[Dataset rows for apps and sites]
::::::
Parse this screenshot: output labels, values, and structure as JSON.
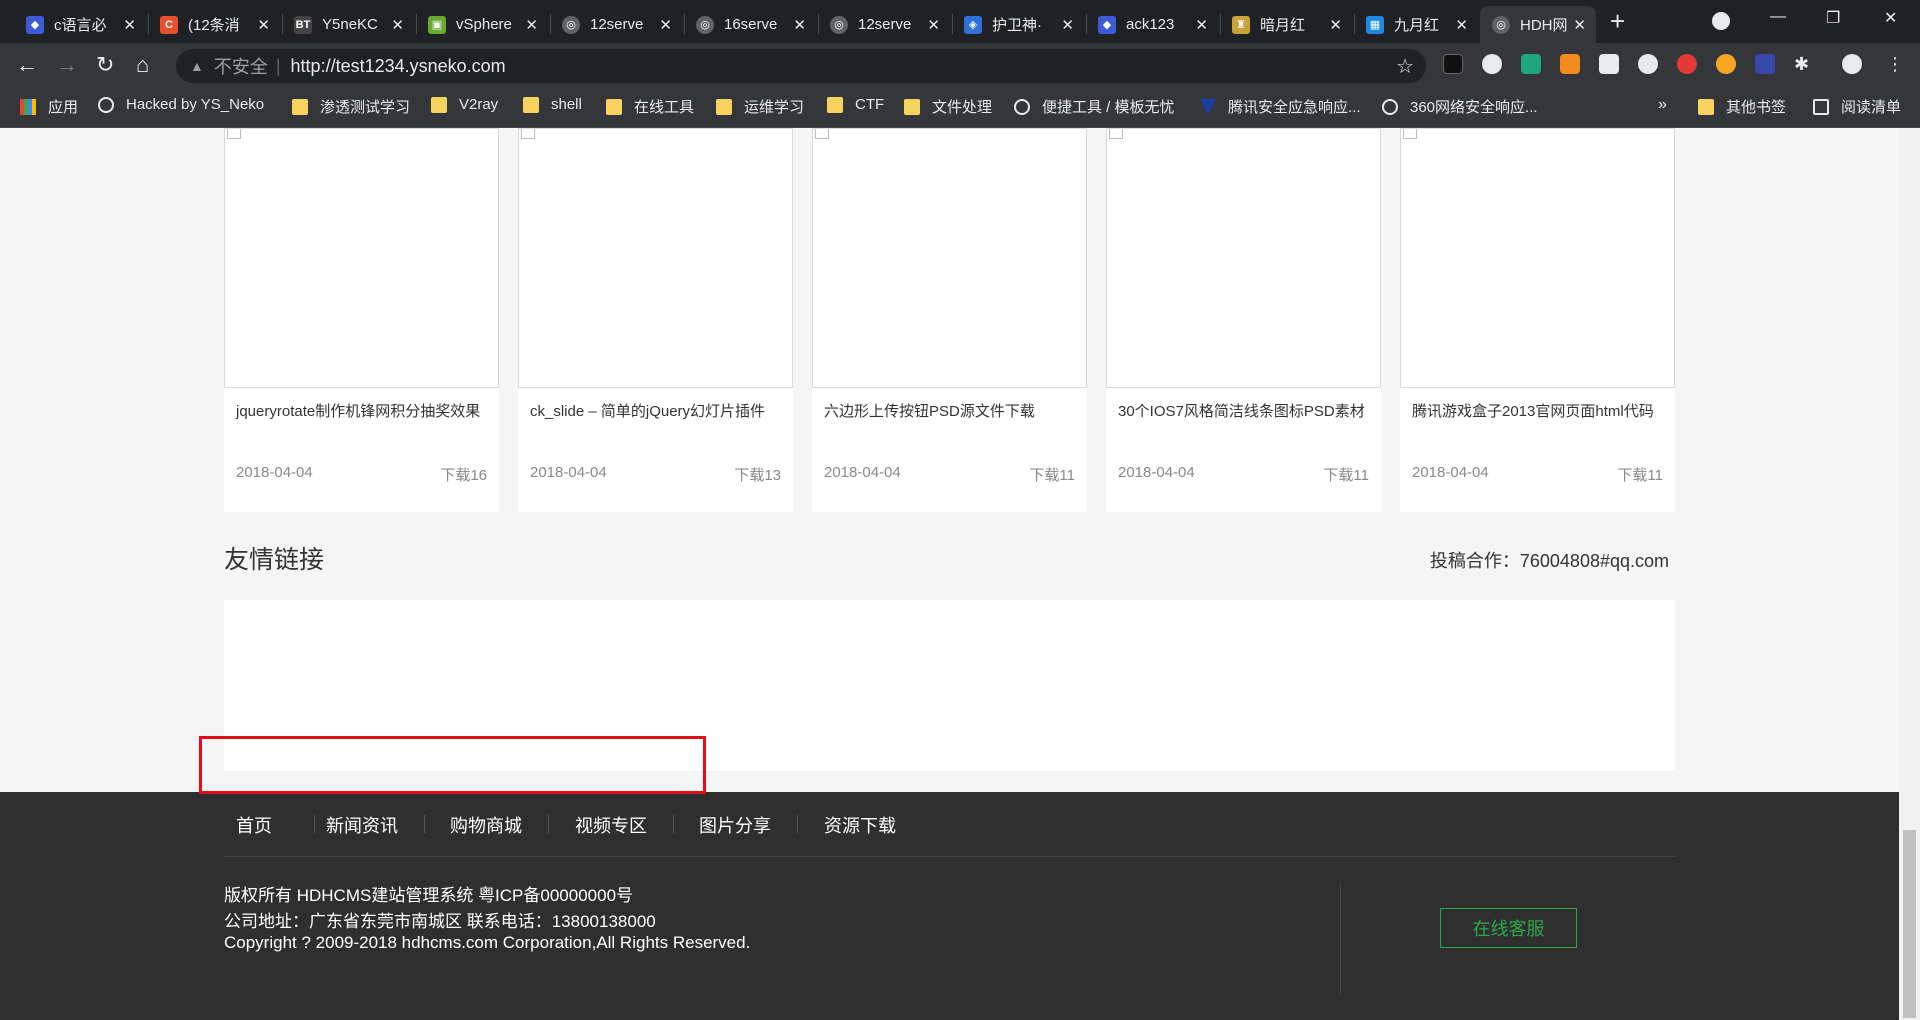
{
  "browser": {
    "tabs": [
      {
        "label": "c语言必",
        "color": "#3b5bdb",
        "glyph": "◆"
      },
      {
        "label": "(12条消",
        "color": "#e8502d",
        "glyph": "C"
      },
      {
        "label": "Y5neKC",
        "color": "#444444",
        "glyph": "BT"
      },
      {
        "label": "vSphere",
        "color": "#6aa92f",
        "glyph": "▣"
      },
      {
        "label": "12serve",
        "color": "#9aa0a6",
        "glyph": "◎"
      },
      {
        "label": "16serve",
        "color": "#9aa0a6",
        "glyph": "◎"
      },
      {
        "label": "12serve",
        "color": "#9aa0a6",
        "glyph": "◎"
      },
      {
        "label": "护卫神·",
        "color": "#2f6fd6",
        "glyph": "◈"
      },
      {
        "label": "ack123",
        "color": "#3b5bdb",
        "glyph": "◆"
      },
      {
        "label": "暗月红",
        "color": "#c9a33a",
        "glyph": "♜"
      },
      {
        "label": "九月红",
        "color": "#1e88e5",
        "glyph": "▦"
      },
      {
        "label": "HDH网",
        "color": "#9aa0a6",
        "glyph": "◎"
      }
    ],
    "address": {
      "insecure_label": "不安全",
      "url": "http://test1234.ysneko.com"
    },
    "bookmarks": [
      {
        "label": "应用",
        "icon": "apps-grid-icon"
      },
      {
        "label": "Hacked by YS_Neko",
        "icon": "globe-icon"
      },
      {
        "label": "渗透测试学习",
        "icon": "folder-icon"
      },
      {
        "label": "V2ray",
        "icon": "folder-icon"
      },
      {
        "label": "shell",
        "icon": "folder-icon"
      },
      {
        "label": "在线工具",
        "icon": "folder-icon"
      },
      {
        "label": "运维学习",
        "icon": "folder-icon"
      },
      {
        "label": "CTF",
        "icon": "folder-icon"
      },
      {
        "label": "文件处理",
        "icon": "folder-icon"
      },
      {
        "label": "便捷工具 / 模板无忧",
        "icon": "globe-icon"
      },
      {
        "label": "腾讯安全应急响应...",
        "icon": "shield-icon"
      },
      {
        "label": "360网络安全响应...",
        "icon": "globe-icon"
      }
    ],
    "overflow_label": "»",
    "other_bookmarks": "其他书签",
    "reading_list": "阅读清单"
  },
  "cards": [
    {
      "title": "jqueryrotate制作机锋网积分抽奖效果",
      "date": "2018-04-04",
      "downloads": "下载16"
    },
    {
      "title": "ck_slide – 简单的jQuery幻灯片插件",
      "date": "2018-04-04",
      "downloads": "下载13"
    },
    {
      "title": "六边形上传按钮PSD源文件下载",
      "date": "2018-04-04",
      "downloads": "下载11"
    },
    {
      "title": "30个IOS7风格简洁线条图标PSD素材",
      "date": "2018-04-04",
      "downloads": "下载11"
    },
    {
      "title": "腾讯游戏盒子2013官网页面html代码",
      "date": "2018-04-04",
      "downloads": "下载11"
    }
  ],
  "links_section": {
    "title": "友情链接",
    "contact": "投稿合作：76004808#qq.com"
  },
  "footer": {
    "nav": [
      "首页",
      "新闻资讯",
      "购物商城",
      "视频专区",
      "图片分享",
      "资源下载"
    ],
    "copyright": "版权所有 HDHCMS建站管理系统 粤ICP备00000000号",
    "address": "公司地址：广东省东莞市南城区 联系电话：13800138000",
    "copyright_en": "Copyright ? 2009-2018 hdhcms.com Corporation,All Rights Reserved.",
    "service_button": "在线客服"
  },
  "colors": {
    "footer_bg": "#2f2f2f",
    "service_green": "#2aa84a",
    "highlight_red": "#e0101a"
  }
}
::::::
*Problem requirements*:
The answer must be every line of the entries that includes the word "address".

*Reply to the exercise*:
    "address": {
    "address": "公司地址：广东省东莞市南城区 联系电话：13800138000",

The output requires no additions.